Some eight kilometres from the centre of Damascus, the capital of Syria, is Yarmouk — a refugee camp, mostly for Palestinians, and today especially, an extremely desolate place. Under siege, and under bombardment. Very little goes in. Very little comes out.
When the United Nations Security Council held an emergency meeting on Monday to discuss the Yarmouk Refugee Camp, the head of the UN's agency for Palestinian refugees described the situation there as — quote — "completely catastrophic."
''Today, we ran out of food, and now it's the first day without water. No aid at all is getting into the camp. We have been under siege here for 750 days.'- Palestinian in Yarmouk camp, a few days ago' - Palestinian in Yarmouk camp, a few days ago
It's certainly been some time since Yarmouk could have been considered a safe haven... though that may be how it started. Since December of 2012, it has been under a blockade by the government of Bashar al-Assad. Now — a fresh new Hell — as ISIS militants have overrun the camp in the past week. Controlling, by some accounts, as much as 80 or 90 per cent of the area now.
Salim Salamah is the head of Palestinian League for Human Rights, Syria. He was born in Yarmouk, but got out in 2012. Today he lives in Malmo, Sweden.For ISIS, it's a move into the heart of the Syrian capital. For the refugees of Yarmouk, a humanitarian crisis.
The United Nations Relief and Works Agency for Palestine Refugees in the Near East — or UNRWA — provides support for Palestinian refugees throughout the region, including in Yarmouk. Christopher Gunness is UNRWA's Spokesperson and he was in Jerusalem.
If ISIS does completely seize Yarmouk, the group will be standing within just five kilometres of Syria's Presidential Palace. Which, on the face of things, would seem like some very bad news for President Bashar Al-Assad. But, as with so much else in Syria right now, things may not be that simple.

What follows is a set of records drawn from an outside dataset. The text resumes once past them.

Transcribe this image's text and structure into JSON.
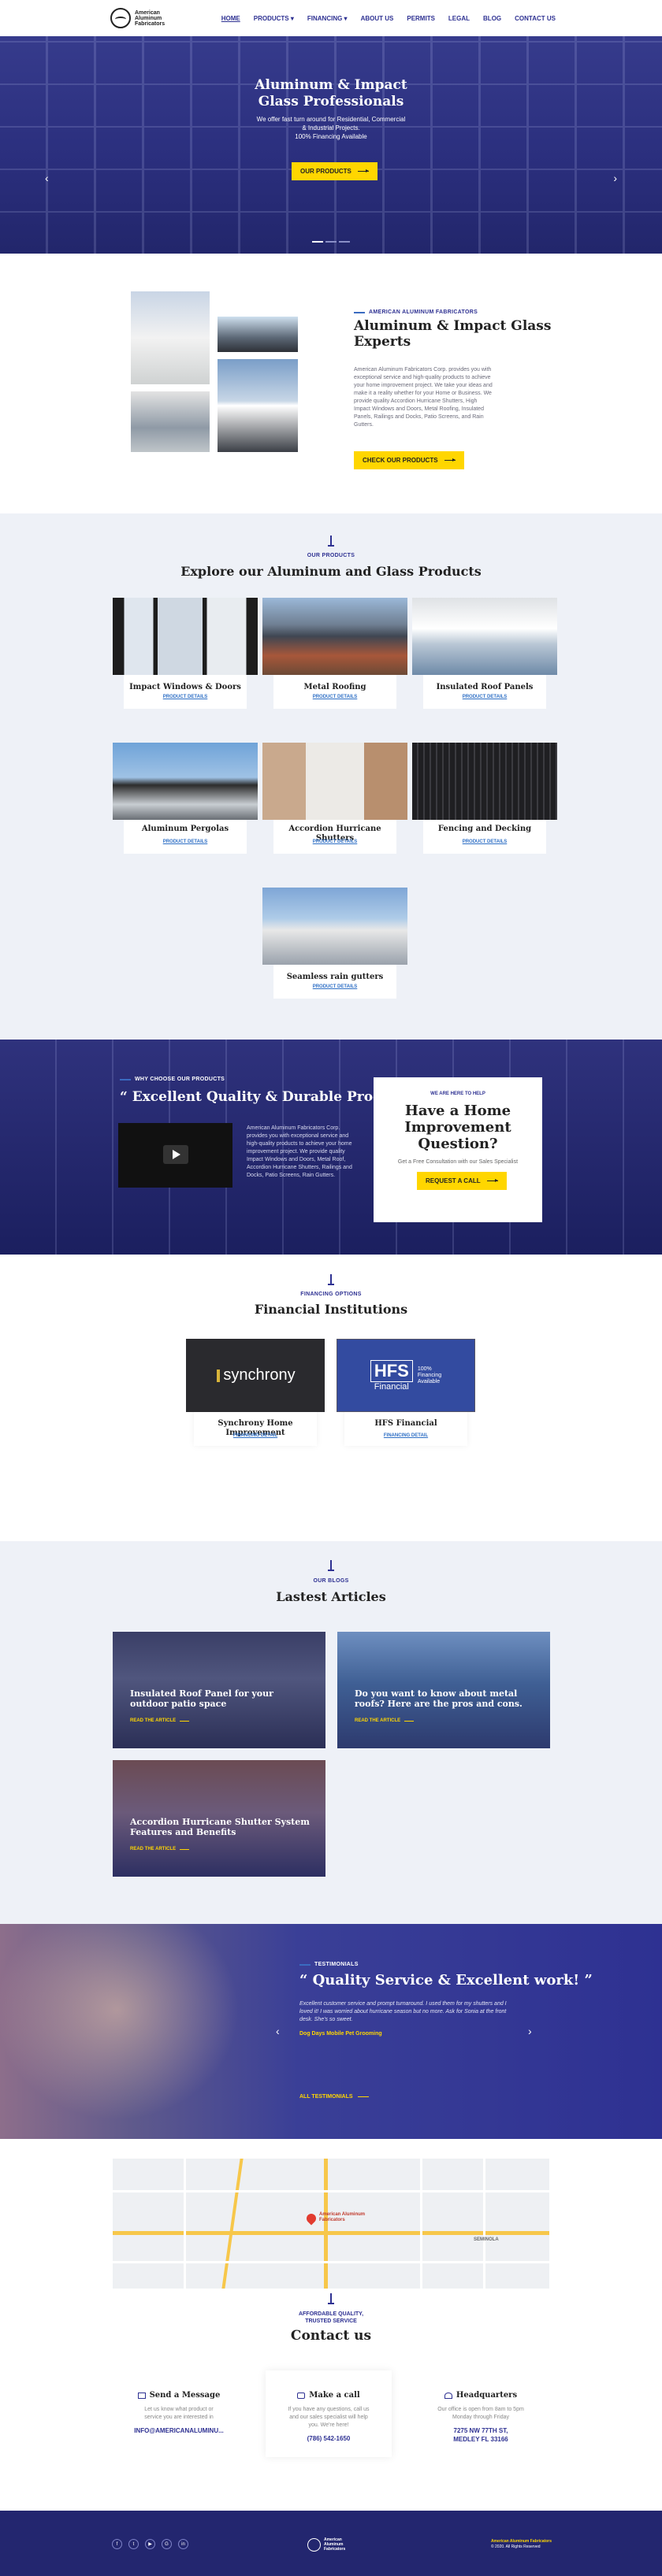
{
  "header": {
    "logo_text": "American Aluminum Fabricators",
    "nav": [
      "HOME",
      "PRODUCTS ▾",
      "FINANCING ▾",
      "ABOUT US",
      "PERMITS",
      "LEGAL",
      "BLOG",
      "CONTACT US"
    ]
  },
  "hero": {
    "title": "Aluminum & Impact\nGlass Professionals",
    "subtitle": "We offer fast turn around for Residential, Commercial\n& Industrial Projects.\n100% Financing Available",
    "button": "OUR PRODUCTS",
    "prev": "‹",
    "next": "›"
  },
  "about": {
    "eyebrow": "AMERICAN ALUMINUM FABRICATORS",
    "title": "Aluminum & Impact Glass\nExperts",
    "body": "American Aluminum Fabricators Corp. provides you with exceptional service and high-quality products to achieve your home improvement project. We take your ideas and make it a reality whether for your Home or Business. We provide quality Accordion Hurricane Shutters, High Impact Windows and Doors, Metal Roofing, Insulated Panels, Railings and Docks, Patio Screens, and Rain Gutters.",
    "button": "CHECK OUR PRODUCTS"
  },
  "products": {
    "eyebrow": "OUR PRODUCTS",
    "title": "Explore our Aluminum and Glass Products",
    "link_label": "PRODUCT DETAILS",
    "items": [
      {
        "title": "Impact Windows & Doors"
      },
      {
        "title": "Metal Roofing"
      },
      {
        "title": "Insulated Roof Panels"
      },
      {
        "title": "Aluminum Pergolas"
      },
      {
        "title": "Accordion Hurricane\nShutters"
      },
      {
        "title": "Fencing and Decking"
      },
      {
        "title": "Seamless rain gutters"
      }
    ]
  },
  "quality": {
    "eyebrow": "WHY CHOOSE OUR PRODUCTS",
    "title": "“ Excellent Quality & Durable Products! ”",
    "body": "American Aluminum Fabricators Corp. provides you with exceptional service and high-quality products to achieve your home improvement project. We provide quality Impact Windows and Doors, Metal Roof, Accordion Hurricane Shutters, Railings and Docks, Patio Screens, Rain Gutters.",
    "box_eyebrow": "WE ARE HERE TO HELP",
    "box_title": "Have a Home\nImprovement\nQuestion?",
    "box_sub": "Get a Free Consultation with our Sales Specialist",
    "box_button": "REQUEST A CALL"
  },
  "financing": {
    "eyebrow": "FINANCING OPTIONS",
    "title": "Financial Institutions",
    "link_label": "FINANCING DETAIL",
    "items": [
      {
        "title": "Synchrony Home\nImprovement",
        "logo": "synchrony"
      },
      {
        "title": "HFS Financial",
        "logo": "HFS",
        "logo_sub": "Financial",
        "logo_side": "100%\nFinancing\nAvailable"
      }
    ]
  },
  "blog": {
    "eyebrow": "OUR BLOGS",
    "title": "Lastest Articles",
    "more": "READ THE ARTICLE",
    "posts": [
      {
        "title": "Insulated Roof Panel for your outdoor patio space"
      },
      {
        "title": "Do you want to know about metal roofs? Here are the pros and cons."
      },
      {
        "title": "Accordion Hurricane Shutter System Features and Benefits"
      }
    ]
  },
  "testimonials": {
    "eyebrow": "TESTIMONIALS",
    "title": "“ Quality Service & Excellent work! ”",
    "quote": "Excellent customer service and prompt turnaround. I used them for my shutters and I loved it! I was worried about hurricane season but no more. Ask for Sonia at the front desk. She's so sweet.",
    "author": "Dog Days Mobile Pet Grooming",
    "all": "ALL TESTIMONIALS",
    "prev": "‹",
    "next": "›"
  },
  "contact": {
    "map": {
      "pin_label": "American Aluminum\nFabricators",
      "city": "SEMINOLA"
    },
    "affordable": "AFFORDABLE QUALITY,\nTRUSTED SERVICE",
    "title": "Contact us",
    "boxes": [
      {
        "title": "Send a Message",
        "text": "Let us know what product or\nservice you are interested in",
        "value": "INFO@AMERICANALUMINU..."
      },
      {
        "title": "Make a call",
        "text": "If you have any questions, call us\nand our sales specialist will help\nyou. We're here!",
        "value": "(786) 542-1650"
      },
      {
        "title": "Headquarters",
        "text": "Our office is open from 8am to 5pm\nMonday through Friday",
        "value": "7275 NW 77TH ST,\nMEDLEY FL 33166"
      }
    ]
  },
  "footer": {
    "social": [
      "f",
      "t",
      "▶",
      "G",
      "in"
    ],
    "logo_text": "American Aluminum Fabricators",
    "company": "American Aluminum Fabricators",
    "copyright": "© 2020. All Rights Reserved"
  },
  "colors": {
    "brand": "#2e3192",
    "accent": "#ffd600",
    "link": "#2e6fc5",
    "light_bg": "#eef1f7"
  }
}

This segment was produced by The Current's Gord Westmacott and Sonya Buyting.
Barrel bombs hit Yarmouk camp in Syria - The National
Inside the living hell of Yarmouk - The Telegraph